Rogers Mandu, 33, is a social scientist. A student in the Ugandan class of the Save the Mothers Master of Public Health Leadership program, he is in his second year of study.
Fortunate Kagumaho interviewed Rogers about why he joined the program, and how he hopes to use his education to help bring about change for mothers and newborns in his community.
FK: What motivated you to apply to the program?
RM: It was the persistent burden of mothers dying in Uganda; currently in Uganda, out of every 100,000 live births, 336 women still die. I want to contribute positively towards the achievement of the sustainable development goal of 70 deaths per 100,000 live births by the year 2030.
FK: What do you most appreciate about the program?
RM: I like the leadership component embedded in the Masters of Public Health. I have been working in the Busoga region, in hospitals in the East Central region of Uganda. One of the most important areas of focus in our work is leadership and governance in maternal and newborn care. I also like the flexibility of the course. The timing of the face-to-face [in class] sessions allows working students to continue to work as they study.
FK: What would you like readers of our blog to know about the challenges faced by East Africans in achieving good maternal and child health?
RM: One of the challenges we face is the issue of governance and leadership in the health care facilities. Most hospital managers have not historically given priority to maternal care services in terms of resource allocation.
The government policy towards maternal health is still on paper, the reality on the ground is still wanting. This is as a result of the centralization of supply of essential drugs and other supplies. Drugs frequently go out of stock as do other consumables [sutures, bandages, etc.] whose supply follows a predetermined schedule.

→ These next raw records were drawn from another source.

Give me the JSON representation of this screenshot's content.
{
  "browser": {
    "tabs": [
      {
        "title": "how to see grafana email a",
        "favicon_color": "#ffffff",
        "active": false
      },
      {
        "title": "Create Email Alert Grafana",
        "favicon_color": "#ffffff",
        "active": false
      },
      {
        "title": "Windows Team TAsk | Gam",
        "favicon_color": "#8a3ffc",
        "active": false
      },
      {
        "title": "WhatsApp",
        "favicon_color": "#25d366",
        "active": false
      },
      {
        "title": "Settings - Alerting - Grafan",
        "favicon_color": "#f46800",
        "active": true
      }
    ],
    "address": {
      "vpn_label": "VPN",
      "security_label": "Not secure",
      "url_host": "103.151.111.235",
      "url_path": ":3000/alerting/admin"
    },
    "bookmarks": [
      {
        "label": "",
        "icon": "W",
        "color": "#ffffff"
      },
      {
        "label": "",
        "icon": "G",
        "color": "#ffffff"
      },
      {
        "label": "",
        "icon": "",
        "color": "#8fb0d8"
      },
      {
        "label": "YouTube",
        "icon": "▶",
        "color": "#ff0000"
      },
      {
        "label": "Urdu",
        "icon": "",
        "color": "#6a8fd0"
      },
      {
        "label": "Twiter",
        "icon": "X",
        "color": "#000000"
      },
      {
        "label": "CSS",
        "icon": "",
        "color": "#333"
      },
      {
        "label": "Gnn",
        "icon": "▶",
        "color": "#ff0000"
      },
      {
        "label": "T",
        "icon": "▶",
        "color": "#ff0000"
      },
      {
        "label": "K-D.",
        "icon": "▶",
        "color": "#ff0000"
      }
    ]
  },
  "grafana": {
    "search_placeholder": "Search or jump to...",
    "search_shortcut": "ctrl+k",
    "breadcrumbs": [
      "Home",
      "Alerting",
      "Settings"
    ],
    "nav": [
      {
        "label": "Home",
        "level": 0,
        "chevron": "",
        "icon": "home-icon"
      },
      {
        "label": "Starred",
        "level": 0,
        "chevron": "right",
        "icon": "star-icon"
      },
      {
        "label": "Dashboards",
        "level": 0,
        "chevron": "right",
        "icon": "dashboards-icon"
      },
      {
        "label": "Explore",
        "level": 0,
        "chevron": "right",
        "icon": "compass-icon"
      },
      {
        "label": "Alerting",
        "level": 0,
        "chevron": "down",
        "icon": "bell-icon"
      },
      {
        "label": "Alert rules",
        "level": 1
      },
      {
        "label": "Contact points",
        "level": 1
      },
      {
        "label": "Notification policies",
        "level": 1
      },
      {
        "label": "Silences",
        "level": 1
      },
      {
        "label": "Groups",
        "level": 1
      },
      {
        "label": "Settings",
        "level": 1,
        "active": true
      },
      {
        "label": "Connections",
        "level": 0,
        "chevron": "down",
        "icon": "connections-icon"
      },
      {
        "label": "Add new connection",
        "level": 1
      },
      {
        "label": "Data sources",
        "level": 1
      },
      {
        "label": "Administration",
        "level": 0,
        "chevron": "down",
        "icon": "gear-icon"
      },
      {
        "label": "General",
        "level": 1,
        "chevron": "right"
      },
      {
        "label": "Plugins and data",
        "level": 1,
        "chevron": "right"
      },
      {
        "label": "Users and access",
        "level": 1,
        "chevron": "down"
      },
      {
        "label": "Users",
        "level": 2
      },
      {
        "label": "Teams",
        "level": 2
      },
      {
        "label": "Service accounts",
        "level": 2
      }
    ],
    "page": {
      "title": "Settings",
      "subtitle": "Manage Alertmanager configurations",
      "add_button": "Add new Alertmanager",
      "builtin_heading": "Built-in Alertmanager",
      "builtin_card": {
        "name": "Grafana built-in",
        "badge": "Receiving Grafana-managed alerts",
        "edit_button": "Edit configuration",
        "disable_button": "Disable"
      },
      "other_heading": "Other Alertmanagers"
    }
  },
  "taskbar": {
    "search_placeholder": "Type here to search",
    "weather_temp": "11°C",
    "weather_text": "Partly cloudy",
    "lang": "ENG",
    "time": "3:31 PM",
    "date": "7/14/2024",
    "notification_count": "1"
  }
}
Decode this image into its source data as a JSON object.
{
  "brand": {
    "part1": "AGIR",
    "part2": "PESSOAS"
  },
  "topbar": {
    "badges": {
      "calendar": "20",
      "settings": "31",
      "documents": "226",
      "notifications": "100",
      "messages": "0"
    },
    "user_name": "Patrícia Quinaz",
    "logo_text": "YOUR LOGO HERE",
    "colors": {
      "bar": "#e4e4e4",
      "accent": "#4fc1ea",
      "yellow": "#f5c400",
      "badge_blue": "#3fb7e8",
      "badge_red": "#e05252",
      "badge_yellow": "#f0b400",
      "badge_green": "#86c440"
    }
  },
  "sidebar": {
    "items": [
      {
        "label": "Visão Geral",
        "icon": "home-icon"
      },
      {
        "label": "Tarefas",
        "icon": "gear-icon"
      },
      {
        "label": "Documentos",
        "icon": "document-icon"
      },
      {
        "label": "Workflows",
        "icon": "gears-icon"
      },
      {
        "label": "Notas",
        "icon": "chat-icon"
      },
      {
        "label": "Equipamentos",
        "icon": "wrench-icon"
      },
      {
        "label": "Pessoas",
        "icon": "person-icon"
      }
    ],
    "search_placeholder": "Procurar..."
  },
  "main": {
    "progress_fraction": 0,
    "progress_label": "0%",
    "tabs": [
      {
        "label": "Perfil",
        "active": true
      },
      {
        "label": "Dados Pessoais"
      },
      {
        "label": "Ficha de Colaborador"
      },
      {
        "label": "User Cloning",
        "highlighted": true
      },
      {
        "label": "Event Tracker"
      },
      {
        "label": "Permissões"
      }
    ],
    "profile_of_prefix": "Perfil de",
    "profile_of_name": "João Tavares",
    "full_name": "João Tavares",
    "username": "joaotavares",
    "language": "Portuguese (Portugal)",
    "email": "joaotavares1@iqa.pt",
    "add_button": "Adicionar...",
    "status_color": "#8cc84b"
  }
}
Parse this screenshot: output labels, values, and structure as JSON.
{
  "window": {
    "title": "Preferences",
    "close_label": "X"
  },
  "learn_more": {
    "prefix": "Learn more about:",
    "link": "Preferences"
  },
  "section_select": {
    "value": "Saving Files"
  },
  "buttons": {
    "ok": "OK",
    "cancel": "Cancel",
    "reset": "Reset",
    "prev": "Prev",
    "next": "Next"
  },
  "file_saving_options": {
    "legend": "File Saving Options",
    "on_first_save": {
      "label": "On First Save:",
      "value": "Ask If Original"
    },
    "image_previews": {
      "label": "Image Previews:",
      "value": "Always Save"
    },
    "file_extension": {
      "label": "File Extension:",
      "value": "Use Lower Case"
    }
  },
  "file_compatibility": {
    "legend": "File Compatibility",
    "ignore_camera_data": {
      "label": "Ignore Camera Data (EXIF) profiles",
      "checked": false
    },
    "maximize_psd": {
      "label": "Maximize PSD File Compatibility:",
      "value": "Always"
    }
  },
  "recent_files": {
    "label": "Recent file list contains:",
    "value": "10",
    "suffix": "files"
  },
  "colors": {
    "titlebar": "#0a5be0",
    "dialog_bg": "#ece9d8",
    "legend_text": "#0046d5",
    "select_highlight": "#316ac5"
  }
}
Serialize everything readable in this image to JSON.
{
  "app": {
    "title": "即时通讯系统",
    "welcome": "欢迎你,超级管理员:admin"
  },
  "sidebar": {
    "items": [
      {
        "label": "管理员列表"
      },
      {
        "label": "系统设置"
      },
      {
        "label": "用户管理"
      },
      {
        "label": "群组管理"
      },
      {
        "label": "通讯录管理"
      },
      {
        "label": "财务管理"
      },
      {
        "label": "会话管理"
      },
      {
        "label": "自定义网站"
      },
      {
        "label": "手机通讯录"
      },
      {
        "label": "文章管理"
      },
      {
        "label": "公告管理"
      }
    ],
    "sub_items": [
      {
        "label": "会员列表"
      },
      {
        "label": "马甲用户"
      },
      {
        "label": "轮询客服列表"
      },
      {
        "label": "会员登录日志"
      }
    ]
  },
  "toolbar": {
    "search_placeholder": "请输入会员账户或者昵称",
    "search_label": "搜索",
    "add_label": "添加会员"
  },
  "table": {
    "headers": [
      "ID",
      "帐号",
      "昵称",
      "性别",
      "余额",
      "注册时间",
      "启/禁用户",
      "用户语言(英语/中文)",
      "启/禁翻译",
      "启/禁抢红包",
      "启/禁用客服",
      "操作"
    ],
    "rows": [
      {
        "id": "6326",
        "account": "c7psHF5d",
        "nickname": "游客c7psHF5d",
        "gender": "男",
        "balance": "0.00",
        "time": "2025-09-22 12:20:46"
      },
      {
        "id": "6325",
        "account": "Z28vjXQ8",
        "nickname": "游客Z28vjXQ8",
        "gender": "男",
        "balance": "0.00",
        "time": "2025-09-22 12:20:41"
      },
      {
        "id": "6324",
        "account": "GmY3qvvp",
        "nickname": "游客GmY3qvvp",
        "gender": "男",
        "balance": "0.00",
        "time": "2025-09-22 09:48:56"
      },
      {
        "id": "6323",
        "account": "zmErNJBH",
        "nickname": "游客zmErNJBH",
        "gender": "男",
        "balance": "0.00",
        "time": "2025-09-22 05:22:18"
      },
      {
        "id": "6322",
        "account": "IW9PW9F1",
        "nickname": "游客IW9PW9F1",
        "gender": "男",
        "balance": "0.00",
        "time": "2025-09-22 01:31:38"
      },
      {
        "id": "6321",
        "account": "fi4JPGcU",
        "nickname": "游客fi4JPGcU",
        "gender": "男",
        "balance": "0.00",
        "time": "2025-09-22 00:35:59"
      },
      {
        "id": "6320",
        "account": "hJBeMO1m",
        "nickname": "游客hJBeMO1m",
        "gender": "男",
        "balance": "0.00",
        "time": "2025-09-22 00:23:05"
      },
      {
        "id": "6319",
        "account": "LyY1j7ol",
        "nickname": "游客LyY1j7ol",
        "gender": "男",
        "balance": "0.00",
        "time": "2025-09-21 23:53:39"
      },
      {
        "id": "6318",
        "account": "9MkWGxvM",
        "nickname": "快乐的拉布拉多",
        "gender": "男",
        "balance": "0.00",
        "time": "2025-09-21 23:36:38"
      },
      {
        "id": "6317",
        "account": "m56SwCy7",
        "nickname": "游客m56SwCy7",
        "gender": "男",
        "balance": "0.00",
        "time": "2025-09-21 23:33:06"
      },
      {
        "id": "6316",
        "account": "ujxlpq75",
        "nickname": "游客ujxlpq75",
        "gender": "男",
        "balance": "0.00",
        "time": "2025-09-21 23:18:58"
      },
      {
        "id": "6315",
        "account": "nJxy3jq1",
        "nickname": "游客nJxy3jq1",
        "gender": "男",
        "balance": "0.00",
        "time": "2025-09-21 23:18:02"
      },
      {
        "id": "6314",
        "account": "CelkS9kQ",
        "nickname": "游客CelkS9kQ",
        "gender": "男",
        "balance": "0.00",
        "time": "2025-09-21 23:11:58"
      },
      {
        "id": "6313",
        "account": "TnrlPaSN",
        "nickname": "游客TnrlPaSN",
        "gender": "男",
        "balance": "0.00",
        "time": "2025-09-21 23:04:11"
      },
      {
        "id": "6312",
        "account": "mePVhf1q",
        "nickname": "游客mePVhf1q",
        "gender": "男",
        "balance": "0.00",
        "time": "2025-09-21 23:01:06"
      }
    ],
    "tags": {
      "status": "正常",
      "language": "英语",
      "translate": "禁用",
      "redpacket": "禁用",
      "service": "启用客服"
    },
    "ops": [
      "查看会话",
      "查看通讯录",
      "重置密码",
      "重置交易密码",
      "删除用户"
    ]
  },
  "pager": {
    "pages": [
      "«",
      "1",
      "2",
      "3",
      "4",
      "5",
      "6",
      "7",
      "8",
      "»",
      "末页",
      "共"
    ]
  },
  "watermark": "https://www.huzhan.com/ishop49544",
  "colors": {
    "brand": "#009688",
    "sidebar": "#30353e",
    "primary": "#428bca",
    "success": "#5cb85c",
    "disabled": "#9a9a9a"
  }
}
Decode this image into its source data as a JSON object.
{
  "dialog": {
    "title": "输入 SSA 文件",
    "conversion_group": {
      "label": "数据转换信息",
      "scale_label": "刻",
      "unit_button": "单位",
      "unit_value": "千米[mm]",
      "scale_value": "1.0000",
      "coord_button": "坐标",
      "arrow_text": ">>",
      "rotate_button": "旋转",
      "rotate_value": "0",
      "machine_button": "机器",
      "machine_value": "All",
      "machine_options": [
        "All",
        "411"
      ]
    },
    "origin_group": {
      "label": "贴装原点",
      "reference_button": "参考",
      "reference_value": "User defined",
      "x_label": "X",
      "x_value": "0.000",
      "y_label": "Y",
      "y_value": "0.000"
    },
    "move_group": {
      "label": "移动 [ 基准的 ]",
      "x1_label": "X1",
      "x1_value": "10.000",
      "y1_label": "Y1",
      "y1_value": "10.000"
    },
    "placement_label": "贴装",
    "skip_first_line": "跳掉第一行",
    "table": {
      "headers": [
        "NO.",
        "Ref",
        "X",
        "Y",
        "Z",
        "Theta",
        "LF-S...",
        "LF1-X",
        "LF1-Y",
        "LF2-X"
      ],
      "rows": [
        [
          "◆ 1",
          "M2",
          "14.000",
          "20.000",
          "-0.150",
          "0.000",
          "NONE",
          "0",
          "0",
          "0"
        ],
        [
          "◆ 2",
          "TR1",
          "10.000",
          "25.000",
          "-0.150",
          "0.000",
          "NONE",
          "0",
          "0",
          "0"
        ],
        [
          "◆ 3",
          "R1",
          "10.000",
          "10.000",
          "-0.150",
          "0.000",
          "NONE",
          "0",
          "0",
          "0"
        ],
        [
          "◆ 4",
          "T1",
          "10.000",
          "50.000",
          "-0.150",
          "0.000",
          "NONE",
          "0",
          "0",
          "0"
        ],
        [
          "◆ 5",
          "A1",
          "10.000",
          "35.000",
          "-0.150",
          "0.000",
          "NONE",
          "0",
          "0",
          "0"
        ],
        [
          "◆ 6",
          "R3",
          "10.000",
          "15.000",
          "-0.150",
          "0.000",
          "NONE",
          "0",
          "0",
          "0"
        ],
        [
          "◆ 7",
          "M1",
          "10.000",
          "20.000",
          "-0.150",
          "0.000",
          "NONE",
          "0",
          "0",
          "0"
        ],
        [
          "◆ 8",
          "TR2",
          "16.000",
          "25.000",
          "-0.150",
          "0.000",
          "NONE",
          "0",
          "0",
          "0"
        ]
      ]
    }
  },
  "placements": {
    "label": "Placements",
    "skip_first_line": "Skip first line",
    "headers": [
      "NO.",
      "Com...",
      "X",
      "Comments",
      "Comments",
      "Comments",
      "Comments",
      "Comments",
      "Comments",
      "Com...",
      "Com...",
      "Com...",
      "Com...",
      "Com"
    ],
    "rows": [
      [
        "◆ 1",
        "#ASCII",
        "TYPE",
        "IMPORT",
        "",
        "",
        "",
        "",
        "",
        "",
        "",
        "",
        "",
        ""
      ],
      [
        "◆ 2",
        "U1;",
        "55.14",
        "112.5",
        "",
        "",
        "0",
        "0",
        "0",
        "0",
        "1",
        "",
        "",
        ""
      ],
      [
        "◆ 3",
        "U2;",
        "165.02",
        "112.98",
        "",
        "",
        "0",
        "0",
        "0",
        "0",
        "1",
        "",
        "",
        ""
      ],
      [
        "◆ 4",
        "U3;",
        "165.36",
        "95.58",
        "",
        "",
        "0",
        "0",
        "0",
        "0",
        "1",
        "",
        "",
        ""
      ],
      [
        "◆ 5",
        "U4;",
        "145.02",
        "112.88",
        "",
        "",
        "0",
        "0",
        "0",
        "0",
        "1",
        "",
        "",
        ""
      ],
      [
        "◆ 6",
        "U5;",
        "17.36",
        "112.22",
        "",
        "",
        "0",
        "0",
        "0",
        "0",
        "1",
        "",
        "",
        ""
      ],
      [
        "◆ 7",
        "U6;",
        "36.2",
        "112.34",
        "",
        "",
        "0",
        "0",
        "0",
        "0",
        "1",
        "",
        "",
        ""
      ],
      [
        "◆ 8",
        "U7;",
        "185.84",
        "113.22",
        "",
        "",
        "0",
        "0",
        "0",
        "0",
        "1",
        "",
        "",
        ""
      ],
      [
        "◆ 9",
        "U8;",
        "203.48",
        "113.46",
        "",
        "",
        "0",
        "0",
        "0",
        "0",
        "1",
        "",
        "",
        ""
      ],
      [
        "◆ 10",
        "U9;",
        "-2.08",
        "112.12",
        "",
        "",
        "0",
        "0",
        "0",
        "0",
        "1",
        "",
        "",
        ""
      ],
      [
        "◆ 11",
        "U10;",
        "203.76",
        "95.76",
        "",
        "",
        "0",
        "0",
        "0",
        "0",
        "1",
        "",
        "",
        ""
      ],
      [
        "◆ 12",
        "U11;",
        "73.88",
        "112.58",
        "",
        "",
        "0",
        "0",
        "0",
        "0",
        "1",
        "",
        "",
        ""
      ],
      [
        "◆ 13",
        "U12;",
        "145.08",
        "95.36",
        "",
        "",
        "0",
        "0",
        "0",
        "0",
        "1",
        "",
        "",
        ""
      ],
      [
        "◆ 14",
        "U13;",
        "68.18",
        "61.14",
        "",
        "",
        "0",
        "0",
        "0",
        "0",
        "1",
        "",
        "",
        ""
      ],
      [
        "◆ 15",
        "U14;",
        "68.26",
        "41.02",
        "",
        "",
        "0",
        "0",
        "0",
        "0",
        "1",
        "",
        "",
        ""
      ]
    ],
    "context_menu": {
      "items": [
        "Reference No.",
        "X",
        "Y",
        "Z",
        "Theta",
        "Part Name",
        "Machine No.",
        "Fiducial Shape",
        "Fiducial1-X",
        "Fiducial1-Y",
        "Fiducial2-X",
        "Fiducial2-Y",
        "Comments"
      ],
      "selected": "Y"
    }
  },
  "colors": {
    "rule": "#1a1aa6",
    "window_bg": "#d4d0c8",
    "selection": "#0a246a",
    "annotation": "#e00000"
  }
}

This leaves the hospitals with little to do other than asking the patients/mothers to buy most of the items, and yet the majority of women cannot afford such things.
The situation is made worse with human resource gaps of critical staff that are needed to save mothers. Anesthetic officers, medical officers and theatre nurses are among the most critical and yet these are lacking in most of the health facilities where emergency obstetric care services should be provided. This then translates into the additional burden to the higher level hospitals and results in overcrowding and poor quality of care.
FK: Is there anything else you’d like us to know about you, your work, or your hopes for your MPHL education?
RM: Yes! I work with the Preterm Birth Initiative research study implemented by Makerere University’s school of public health, which supports six hospitals in East Central Uganda. My hope for the MPHL program is to acquire more knowledge on leadership and governance and its influence on service delivery within the health systems in Uganda. I also hope to contribute to policy influence through publications from my research findings.